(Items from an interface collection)

────────────────────

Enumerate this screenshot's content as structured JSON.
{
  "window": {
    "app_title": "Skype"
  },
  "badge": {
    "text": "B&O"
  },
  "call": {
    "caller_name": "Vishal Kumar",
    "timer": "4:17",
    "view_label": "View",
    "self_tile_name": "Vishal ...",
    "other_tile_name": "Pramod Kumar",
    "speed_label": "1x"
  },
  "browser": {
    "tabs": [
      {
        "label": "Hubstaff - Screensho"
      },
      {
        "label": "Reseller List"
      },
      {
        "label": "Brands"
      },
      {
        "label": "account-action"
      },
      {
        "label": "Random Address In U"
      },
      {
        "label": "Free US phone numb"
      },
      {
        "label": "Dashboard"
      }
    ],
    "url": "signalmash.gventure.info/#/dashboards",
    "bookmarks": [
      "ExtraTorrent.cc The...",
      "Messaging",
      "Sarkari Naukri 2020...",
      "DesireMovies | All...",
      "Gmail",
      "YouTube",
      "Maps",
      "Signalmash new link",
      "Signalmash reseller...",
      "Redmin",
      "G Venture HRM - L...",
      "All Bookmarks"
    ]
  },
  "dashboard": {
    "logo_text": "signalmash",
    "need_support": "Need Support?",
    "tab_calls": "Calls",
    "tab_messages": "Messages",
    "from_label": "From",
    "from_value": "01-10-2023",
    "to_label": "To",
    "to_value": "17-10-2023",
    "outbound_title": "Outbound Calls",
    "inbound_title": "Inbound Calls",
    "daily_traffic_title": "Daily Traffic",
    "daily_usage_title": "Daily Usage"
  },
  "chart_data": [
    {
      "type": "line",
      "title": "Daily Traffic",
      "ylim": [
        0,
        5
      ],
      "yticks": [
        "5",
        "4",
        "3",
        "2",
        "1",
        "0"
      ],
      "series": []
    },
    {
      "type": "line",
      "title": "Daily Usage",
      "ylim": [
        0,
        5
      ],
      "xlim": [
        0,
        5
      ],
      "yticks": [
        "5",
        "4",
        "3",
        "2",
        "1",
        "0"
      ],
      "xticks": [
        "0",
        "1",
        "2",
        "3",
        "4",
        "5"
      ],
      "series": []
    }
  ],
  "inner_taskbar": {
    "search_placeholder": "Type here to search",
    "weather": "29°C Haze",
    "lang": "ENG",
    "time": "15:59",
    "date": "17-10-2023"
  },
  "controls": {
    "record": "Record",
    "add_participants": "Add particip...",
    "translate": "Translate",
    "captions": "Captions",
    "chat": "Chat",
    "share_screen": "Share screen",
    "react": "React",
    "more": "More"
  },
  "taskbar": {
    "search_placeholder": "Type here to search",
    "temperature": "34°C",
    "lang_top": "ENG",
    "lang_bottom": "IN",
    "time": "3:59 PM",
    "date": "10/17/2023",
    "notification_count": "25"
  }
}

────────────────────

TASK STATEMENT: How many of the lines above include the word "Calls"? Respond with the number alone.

EXERCISE RESULT: 3